Weather-worn patio furniture was revitalized with an antique white powder. Images shown to the right are before, after blasting, and after powder coating. You can see the difference a good powder coating job does with these pics! See additional images of the project in the below gallery.
Project: Light Fixtures
Need the threads saved so you don't have issues with putting your part back together after powder coating? We make sure all your parts are protected and discussed with you prior to any work being done. The parts you see are for light fixtures on a sign. We primed the metal to make sure it can withstand the abuse of the Colorado climate and then coated them with grey powder.
Project: Armrest for a Glider
When we first got these armrests in they were rusted and chipping. We dunked the two pieces in our strip tank to remove the coat of paint that was flaking off without risking damage to the metal. After it had been stripped, we tossed the two pieces in the blast cabinet to finish removing any previous residue and provide the ideal surface for coating. We masked off the metal brackets that are on the tops of the arms to preserve the metal and make them stand out. After applying the coat of teal powder, we removed the tape from the brackets and coated the whole thing with a high gloss clear coat. This provides additional UV and scratch protection, while giving the armrests that shiny finish.
Project: Watering Table
This table had spent most of its time under a raised porch, but the years had taken its toll and the finish was starting to fail. We started off by dunking the pieces our strip tank to remove the previous coating.
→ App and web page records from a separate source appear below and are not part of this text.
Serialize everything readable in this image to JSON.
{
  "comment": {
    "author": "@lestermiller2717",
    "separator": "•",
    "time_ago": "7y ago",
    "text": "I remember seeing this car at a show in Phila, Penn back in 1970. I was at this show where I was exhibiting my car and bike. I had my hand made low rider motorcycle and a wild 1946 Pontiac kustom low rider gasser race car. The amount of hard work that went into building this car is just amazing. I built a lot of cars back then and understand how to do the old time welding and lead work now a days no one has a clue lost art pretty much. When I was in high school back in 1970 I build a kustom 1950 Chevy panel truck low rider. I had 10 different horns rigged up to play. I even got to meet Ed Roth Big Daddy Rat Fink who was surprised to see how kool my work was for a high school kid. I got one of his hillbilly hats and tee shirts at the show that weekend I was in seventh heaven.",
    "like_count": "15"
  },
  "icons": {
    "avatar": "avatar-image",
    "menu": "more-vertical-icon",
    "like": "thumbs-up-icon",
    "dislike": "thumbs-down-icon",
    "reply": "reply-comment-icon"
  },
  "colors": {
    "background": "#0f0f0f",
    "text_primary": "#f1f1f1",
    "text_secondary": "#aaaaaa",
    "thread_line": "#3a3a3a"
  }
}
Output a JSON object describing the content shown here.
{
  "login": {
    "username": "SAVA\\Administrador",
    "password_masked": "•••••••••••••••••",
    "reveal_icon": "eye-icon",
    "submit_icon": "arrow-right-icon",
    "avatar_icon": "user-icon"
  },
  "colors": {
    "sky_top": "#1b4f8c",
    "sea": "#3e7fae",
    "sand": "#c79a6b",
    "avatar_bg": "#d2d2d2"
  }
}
Then, we sanded the entire surface to remove any remaining rust and paint. The last step before coating was to put the table in the oven for roughly 45 minutes to make sure that all oils and impurities that could affect the coating. We coated the piece with a silver vein, which gave the piece a rustic look while providing excellent protection!
Project: Two-Tone Glider
When this project first came in it was faded and needing attention. We tossed the top and bottom of the seats into our new blast cabinet and took off the remains of the old coating. Once we were down to bare metal, we placed the two pieces in the over for a couple of hours to ensure that any surface impurities were gone. We started off the coating process by doing the coral base first, and masking off the section around the squares. With that first coat down, we masked off around the squares making sure that we would have straight lines and then coated them in white. With the new white and coral coating, this glider looks like it did fifty years ago!